Bivy Sacks Beckley WV
Mt. Hope, WV
Mount Hope, WV
Mount Hope, WV
Lightweight shelters for the adventurous spirit
A bivy sack is the short term for bivouac sack, which is basically a small, lightweight and compact personal shelter that's used as a survival/emergency bag for things such as day hikes, summit attempts, cross-country skiing, snowmobiling, and more. It's more or less a combination of a tent and sleeping bag that's made from tough, waterproof, windproof fabrics that will hold up to abuse, and provide you with a warm shelter. A good bivy sack should come with a foot vent and a large opening to keep you comfortable and dry on the hottest nights.
Bivy sacks are often used by people such as mountaineers, cyclists and kayakers who like to travel fast and light, and who would rather battle the elements in a personal shelter than have to carry and setup a bulky, heavy tent. The bivy sack was originally invented for climbers who preferred lightweight emergency shelter for their sleeping bags during multiple-day climbs.
The first versions of bivy sacks were basically just waterproof nylon slipcovers for sleeping bags. They kept the person and the sleeping bag dry, but they didn't have system for ventilating body heat, which often meant they were uncomfortable. These days most bivy sacks have full length zippers for ventilation, and some people even sleep in a bivy sack without a sleeping bag. A good bivy sack should also offer you breathability, easy set-up, and a small footprint that lets you setup camp just about anywhere you can lie down.

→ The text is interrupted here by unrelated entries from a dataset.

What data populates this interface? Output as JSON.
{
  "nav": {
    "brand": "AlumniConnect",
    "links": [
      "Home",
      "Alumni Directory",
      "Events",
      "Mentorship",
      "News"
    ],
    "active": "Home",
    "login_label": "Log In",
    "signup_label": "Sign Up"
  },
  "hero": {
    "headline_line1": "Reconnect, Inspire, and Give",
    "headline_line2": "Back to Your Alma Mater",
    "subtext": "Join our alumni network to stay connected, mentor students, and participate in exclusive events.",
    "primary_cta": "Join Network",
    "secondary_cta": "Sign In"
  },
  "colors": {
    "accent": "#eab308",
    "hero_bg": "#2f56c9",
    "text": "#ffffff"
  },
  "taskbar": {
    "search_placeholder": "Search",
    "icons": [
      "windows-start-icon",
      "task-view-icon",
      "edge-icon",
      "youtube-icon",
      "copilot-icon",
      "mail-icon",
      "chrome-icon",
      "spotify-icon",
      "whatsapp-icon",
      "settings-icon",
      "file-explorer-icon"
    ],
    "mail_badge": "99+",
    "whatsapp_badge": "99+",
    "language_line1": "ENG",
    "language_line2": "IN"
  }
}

Modern bivy sacks are usually made with 2 tiers of material. The bottom tier is generally built with a durable grade of nylon such as taffeta, which is then coated with urethane to make it waterproof. This is basically the same fabric that most tent floors are made of.
The top tier of the sack is usually made with a lighter material such as ripstop nylon, and treated with one or more layers of a waterproof/breathable substance.
A bivy sack isn't entirely foolproof, and rain can sometimes invade the sack through the unshielded head opening. However, you can pull the drawstring of the head hole tight to minimize water penetration. Some bivy sacks let you make armholes in them, which allows you to basically wear them and perform your camping duties while you're still protected and warm. Condensation can also form in a bivy sack as moisture can collect on the inside of the treated material. Because of these examples, bivy sacks are usually best for trave...